▶ **Exercise details**: Your answer should consist of the lines in the data below that contain "输入功率".

<<<<

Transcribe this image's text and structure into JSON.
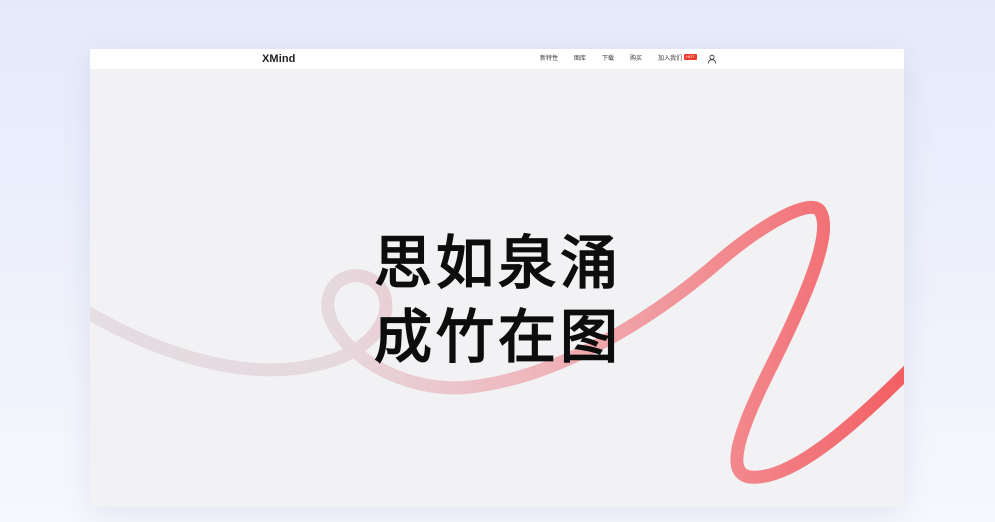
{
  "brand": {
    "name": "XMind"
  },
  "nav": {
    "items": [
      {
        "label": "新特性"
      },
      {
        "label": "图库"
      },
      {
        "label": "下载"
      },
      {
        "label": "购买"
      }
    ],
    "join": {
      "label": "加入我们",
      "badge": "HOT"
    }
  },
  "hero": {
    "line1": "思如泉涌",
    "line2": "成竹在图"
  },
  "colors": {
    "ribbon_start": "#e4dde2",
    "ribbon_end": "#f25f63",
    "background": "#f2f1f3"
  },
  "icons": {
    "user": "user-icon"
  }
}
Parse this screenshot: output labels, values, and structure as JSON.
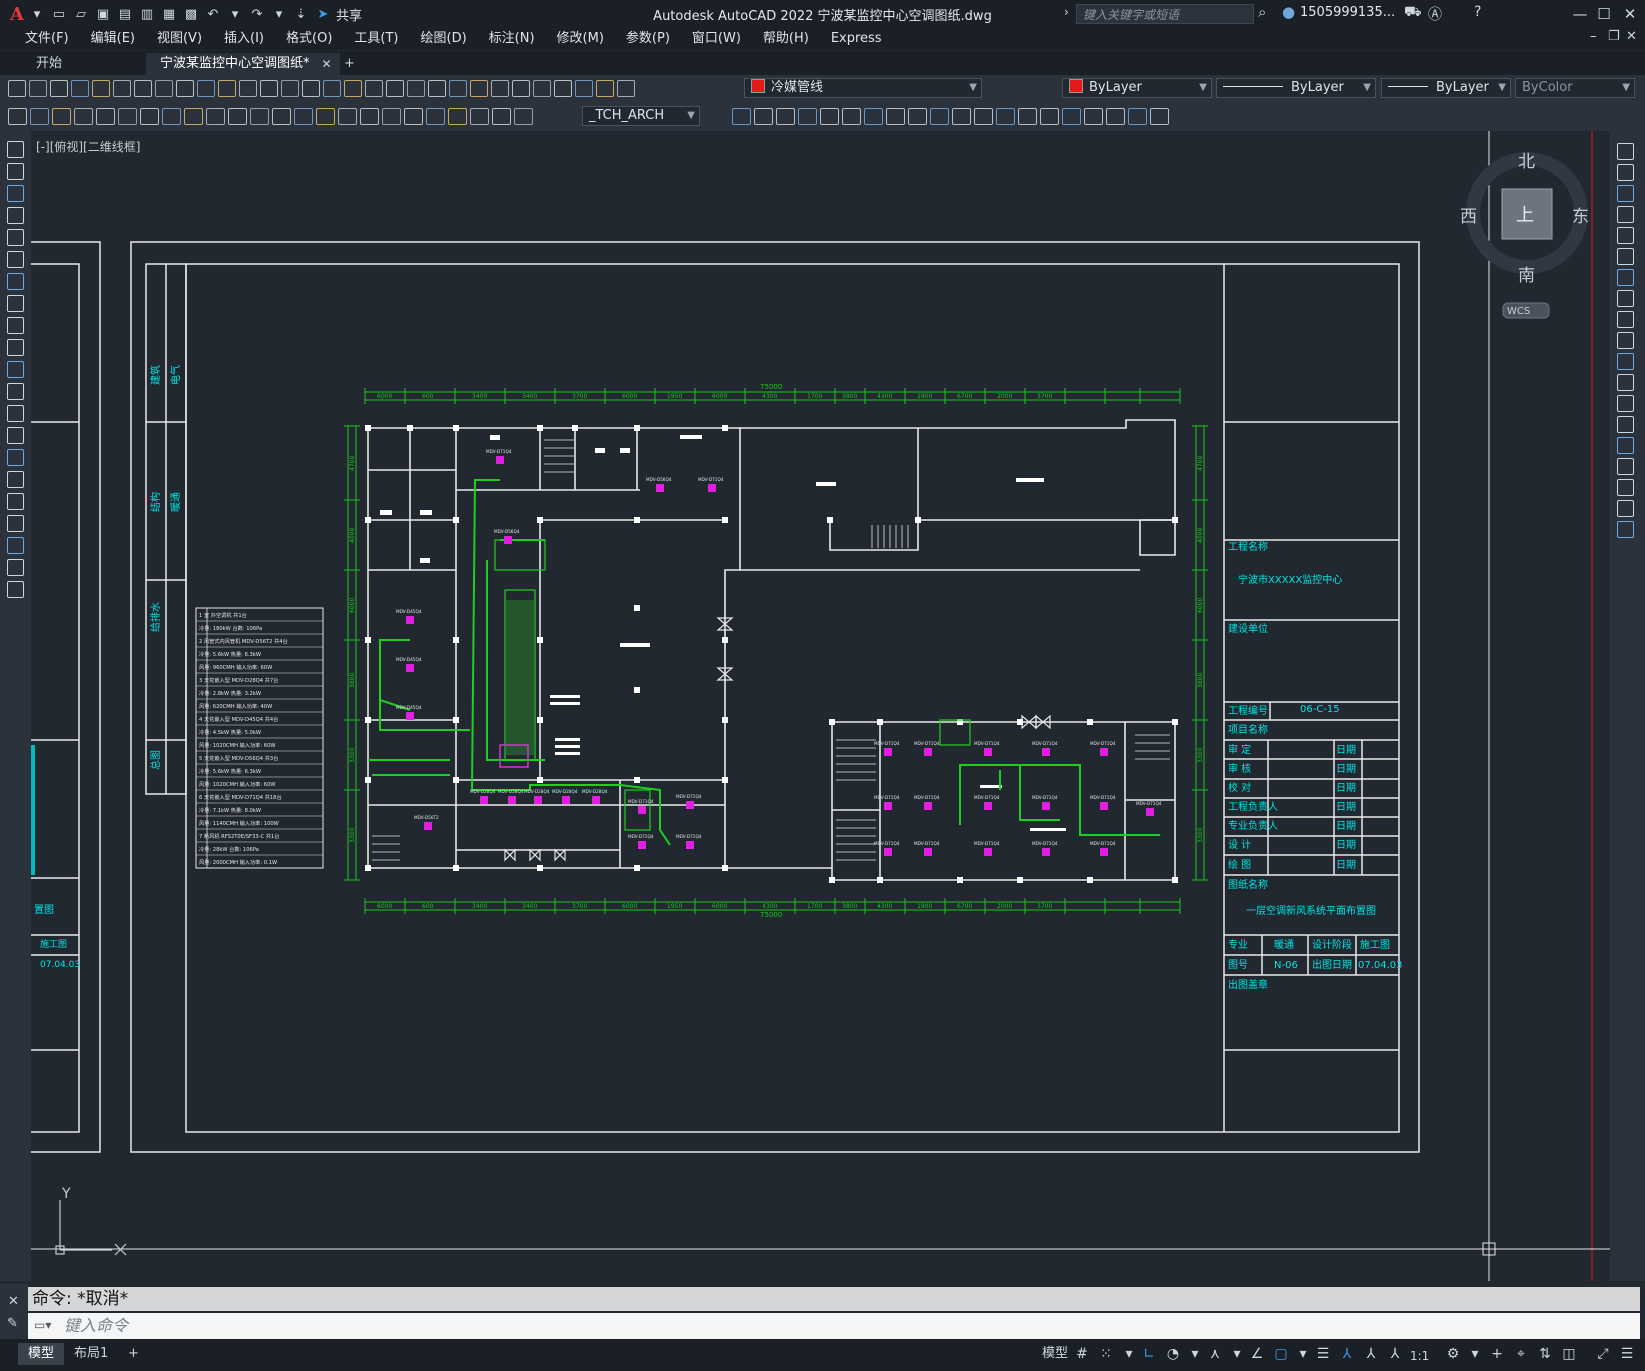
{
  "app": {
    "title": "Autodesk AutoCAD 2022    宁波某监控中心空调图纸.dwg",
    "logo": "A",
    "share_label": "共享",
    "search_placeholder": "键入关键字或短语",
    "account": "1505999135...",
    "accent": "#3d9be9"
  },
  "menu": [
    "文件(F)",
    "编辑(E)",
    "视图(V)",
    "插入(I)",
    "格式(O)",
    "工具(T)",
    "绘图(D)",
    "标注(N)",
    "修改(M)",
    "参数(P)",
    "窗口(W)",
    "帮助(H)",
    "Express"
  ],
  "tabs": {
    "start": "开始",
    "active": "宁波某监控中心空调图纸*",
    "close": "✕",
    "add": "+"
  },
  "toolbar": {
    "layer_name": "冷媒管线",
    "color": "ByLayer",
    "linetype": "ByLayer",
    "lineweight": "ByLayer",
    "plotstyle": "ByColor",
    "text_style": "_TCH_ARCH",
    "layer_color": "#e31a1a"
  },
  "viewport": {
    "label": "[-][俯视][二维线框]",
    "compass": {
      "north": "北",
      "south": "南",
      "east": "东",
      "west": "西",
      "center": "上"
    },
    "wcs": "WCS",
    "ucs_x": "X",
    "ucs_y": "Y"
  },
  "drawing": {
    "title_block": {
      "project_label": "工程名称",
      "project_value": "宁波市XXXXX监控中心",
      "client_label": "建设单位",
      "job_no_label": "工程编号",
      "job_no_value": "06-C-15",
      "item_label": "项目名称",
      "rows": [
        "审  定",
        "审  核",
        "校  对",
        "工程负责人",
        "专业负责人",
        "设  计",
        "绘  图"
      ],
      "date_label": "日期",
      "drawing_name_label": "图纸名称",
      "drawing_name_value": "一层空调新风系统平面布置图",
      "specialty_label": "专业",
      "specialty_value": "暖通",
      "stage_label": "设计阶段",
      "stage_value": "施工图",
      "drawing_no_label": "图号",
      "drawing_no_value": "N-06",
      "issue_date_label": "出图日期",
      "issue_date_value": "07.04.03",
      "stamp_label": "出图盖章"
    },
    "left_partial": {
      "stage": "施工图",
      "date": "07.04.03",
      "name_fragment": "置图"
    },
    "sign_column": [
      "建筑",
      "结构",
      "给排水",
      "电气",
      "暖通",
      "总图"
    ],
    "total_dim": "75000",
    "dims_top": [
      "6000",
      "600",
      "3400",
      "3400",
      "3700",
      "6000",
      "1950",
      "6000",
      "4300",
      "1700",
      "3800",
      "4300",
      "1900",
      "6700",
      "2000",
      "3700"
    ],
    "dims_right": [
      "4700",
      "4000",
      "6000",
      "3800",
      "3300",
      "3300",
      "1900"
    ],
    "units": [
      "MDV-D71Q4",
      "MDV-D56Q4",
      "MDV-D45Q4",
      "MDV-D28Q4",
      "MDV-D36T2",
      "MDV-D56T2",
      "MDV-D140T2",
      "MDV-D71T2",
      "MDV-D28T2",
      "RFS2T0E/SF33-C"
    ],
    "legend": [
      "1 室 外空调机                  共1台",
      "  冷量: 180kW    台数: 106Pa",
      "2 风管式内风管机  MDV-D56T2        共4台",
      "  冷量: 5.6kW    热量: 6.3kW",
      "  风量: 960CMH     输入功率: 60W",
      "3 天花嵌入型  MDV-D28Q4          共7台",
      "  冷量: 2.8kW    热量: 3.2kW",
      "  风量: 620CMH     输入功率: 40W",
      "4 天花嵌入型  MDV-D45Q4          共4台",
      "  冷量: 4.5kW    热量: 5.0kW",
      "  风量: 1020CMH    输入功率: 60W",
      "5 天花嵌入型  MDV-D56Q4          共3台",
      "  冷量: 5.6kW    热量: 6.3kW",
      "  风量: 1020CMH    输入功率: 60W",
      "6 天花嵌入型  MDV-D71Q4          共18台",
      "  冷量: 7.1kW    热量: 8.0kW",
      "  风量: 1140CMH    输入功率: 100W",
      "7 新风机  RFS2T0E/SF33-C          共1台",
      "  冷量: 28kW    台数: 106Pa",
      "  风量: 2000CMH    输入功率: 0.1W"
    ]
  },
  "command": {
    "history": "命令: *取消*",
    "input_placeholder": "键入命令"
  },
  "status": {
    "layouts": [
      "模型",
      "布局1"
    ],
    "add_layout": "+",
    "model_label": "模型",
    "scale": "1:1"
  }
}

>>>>

▶ **Answer space**:
      "  风量: 960CMH     输入功率: 60W",
      "  风量: 620CMH     输入功率: 40W",
      "  风量: 1020CMH    输入功率: 60W",
      "  风量: 1020CMH    输入功率: 60W",
      "  风量: 1140CMH    输入功率: 100W",
      "  风量: 2000CMH    输入功率: 0.1W"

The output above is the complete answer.